**AIM OF THE EXERCISE:**
Look through the lines below for the word "your", and copy every line that has it.

○ ○ ○ ○ ○

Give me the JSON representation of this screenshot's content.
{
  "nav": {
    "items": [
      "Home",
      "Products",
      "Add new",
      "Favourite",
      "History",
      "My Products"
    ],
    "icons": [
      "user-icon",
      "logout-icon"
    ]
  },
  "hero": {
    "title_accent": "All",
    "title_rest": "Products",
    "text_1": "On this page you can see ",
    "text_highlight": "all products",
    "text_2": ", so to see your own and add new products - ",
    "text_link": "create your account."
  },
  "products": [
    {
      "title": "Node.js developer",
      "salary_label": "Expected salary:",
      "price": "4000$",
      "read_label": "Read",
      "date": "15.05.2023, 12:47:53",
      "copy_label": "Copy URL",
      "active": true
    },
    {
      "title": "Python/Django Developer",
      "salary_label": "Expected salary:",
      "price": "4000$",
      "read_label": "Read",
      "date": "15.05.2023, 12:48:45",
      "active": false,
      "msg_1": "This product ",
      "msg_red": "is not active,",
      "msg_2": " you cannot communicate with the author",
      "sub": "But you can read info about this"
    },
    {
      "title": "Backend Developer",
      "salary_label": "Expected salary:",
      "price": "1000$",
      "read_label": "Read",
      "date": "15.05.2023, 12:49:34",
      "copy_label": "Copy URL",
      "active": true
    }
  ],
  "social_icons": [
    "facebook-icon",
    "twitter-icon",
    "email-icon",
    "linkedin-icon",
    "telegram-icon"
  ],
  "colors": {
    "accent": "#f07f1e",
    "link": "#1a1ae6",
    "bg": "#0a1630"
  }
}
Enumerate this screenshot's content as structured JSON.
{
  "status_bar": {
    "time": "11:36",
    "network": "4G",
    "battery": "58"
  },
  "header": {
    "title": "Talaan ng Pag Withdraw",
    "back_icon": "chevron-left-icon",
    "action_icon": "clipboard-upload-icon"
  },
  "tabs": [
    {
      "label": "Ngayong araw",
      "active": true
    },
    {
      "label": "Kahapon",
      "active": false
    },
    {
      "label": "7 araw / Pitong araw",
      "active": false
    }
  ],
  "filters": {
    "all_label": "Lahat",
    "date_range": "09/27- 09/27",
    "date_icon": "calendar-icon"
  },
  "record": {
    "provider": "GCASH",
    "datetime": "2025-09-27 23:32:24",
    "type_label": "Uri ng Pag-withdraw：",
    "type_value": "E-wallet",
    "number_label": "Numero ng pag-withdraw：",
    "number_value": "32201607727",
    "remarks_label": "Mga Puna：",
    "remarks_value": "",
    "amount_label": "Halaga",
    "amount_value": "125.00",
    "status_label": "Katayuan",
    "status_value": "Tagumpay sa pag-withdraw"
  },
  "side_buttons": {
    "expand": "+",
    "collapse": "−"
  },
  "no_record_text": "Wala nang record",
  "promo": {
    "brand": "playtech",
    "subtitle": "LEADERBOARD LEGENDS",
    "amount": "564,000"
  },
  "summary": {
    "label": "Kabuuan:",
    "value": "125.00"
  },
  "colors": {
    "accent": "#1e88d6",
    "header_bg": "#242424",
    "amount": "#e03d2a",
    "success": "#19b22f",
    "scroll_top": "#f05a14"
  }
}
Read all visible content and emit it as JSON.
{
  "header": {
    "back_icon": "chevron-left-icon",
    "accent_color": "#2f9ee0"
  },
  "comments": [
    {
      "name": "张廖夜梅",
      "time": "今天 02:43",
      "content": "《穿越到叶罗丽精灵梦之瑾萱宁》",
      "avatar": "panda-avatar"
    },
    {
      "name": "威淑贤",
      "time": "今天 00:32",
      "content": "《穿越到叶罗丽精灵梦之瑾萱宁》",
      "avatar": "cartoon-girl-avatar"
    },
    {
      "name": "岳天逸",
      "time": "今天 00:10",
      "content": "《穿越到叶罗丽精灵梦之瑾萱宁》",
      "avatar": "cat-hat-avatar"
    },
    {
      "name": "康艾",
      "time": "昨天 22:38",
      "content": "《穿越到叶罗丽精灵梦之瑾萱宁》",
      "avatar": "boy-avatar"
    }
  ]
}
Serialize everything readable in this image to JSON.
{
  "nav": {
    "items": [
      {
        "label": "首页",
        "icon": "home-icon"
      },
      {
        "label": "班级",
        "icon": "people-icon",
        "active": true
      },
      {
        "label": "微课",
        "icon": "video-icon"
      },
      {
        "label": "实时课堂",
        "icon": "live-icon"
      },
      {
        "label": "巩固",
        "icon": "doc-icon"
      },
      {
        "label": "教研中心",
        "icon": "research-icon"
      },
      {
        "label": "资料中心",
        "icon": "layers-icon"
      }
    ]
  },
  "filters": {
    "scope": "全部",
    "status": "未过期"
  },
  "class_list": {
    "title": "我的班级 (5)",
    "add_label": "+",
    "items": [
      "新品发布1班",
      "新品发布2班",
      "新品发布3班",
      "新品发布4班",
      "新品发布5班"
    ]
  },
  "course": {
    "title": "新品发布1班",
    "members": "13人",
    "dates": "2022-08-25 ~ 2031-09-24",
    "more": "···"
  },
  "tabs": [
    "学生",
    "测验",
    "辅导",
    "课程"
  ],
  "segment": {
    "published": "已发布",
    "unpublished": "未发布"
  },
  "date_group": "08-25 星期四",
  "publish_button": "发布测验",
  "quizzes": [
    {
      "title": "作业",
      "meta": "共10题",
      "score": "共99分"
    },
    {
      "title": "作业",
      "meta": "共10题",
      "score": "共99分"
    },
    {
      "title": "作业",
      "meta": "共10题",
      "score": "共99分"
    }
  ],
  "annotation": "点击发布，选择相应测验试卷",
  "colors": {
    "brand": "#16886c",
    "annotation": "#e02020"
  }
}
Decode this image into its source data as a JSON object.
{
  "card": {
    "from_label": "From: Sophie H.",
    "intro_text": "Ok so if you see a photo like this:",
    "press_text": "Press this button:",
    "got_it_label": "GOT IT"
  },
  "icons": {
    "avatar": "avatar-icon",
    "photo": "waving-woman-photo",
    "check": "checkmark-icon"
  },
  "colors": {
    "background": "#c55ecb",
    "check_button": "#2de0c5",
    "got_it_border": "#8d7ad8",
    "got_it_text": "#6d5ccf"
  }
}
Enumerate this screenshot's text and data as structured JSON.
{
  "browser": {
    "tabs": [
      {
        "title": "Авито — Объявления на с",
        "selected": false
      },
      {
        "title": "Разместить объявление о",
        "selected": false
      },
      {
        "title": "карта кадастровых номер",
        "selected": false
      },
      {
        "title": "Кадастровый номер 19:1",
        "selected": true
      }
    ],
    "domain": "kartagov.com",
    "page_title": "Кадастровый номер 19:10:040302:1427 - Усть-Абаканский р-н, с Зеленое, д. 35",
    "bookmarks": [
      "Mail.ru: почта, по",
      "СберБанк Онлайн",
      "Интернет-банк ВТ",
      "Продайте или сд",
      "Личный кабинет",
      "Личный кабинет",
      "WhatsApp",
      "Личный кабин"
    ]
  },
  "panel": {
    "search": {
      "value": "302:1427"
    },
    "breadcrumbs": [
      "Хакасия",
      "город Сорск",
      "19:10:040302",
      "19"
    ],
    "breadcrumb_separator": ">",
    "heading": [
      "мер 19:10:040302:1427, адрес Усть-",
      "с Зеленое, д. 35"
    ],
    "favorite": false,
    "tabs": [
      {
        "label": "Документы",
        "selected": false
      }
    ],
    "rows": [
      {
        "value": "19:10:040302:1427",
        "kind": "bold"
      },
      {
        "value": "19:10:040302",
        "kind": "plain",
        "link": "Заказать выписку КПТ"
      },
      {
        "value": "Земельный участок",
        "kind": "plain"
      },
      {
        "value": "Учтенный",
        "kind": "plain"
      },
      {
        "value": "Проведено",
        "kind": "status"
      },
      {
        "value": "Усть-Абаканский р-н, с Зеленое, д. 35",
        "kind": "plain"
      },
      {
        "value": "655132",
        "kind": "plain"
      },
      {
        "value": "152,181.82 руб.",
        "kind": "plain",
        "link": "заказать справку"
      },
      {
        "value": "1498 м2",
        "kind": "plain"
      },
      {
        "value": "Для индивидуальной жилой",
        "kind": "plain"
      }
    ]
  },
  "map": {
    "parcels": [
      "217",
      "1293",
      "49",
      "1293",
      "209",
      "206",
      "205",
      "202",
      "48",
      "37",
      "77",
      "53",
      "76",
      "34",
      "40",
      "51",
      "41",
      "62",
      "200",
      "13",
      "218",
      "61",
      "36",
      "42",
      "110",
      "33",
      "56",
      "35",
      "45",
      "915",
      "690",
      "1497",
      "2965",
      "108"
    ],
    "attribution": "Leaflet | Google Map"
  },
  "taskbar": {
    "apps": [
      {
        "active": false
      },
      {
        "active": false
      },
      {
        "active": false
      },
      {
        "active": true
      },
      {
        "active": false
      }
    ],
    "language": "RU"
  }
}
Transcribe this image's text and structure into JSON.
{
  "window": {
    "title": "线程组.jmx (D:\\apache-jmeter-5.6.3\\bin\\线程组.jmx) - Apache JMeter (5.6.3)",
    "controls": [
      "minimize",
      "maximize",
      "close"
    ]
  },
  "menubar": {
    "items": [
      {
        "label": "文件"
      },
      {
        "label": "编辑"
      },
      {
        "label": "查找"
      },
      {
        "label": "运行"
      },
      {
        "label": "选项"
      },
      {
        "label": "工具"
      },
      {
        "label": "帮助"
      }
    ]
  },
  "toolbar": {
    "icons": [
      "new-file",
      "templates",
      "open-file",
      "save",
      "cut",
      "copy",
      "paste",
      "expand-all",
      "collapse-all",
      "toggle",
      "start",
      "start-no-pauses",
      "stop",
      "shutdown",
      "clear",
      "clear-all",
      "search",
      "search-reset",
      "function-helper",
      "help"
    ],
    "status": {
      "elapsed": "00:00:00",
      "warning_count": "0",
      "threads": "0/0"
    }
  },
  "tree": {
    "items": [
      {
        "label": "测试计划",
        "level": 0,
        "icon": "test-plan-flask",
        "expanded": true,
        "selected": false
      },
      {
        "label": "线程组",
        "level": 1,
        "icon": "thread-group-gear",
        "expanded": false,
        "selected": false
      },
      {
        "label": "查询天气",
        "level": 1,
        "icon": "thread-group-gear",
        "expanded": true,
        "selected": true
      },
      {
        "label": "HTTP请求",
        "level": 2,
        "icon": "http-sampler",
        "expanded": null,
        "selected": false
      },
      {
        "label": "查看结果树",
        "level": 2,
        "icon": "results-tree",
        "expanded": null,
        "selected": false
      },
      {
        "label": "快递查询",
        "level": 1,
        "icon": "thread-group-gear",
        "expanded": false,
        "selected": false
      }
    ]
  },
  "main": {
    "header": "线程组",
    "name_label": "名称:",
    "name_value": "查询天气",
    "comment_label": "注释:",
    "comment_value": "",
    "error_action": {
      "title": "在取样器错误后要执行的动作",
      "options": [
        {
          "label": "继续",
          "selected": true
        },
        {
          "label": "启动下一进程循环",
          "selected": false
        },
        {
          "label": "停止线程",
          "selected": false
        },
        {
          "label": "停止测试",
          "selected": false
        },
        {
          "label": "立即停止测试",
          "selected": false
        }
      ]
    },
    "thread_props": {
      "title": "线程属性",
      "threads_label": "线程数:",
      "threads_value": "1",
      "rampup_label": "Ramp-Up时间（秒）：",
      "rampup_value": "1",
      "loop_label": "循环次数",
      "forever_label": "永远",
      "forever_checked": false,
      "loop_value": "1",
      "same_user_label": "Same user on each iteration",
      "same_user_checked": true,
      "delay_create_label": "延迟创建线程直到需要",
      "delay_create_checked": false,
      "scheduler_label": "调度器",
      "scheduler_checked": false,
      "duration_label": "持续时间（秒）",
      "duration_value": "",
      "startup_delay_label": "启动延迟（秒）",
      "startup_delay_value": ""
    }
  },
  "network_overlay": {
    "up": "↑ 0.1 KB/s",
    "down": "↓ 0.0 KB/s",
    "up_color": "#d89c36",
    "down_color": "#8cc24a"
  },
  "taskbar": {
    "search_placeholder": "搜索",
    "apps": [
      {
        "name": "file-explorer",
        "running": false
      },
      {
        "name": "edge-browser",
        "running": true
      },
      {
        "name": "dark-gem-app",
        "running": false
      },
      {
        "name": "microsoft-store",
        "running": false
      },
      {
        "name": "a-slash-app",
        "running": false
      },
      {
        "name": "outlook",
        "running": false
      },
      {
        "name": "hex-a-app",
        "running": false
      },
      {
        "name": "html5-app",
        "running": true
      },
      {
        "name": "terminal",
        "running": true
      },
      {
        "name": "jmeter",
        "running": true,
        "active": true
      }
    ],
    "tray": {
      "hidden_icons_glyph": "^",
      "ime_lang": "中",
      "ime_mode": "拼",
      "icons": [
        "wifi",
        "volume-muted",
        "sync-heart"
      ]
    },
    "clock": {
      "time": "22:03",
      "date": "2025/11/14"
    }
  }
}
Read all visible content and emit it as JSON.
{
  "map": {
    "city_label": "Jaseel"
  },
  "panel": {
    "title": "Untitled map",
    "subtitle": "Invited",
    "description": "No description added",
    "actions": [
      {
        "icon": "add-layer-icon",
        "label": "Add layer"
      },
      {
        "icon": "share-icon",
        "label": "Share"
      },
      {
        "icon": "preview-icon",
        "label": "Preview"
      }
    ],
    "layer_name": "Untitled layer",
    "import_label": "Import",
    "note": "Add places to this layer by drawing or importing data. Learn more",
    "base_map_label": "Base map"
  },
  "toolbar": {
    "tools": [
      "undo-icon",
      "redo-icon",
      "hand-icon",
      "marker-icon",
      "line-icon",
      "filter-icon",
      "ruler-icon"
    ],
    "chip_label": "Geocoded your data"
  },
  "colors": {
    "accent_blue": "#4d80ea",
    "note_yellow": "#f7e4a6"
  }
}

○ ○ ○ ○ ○

**ANSWER TO THIS PROBLEM:**
    "text_2": ", so to see your own and add new products - ",
    "text_link": "create your account."
    "chip_label": "Geocoded your data"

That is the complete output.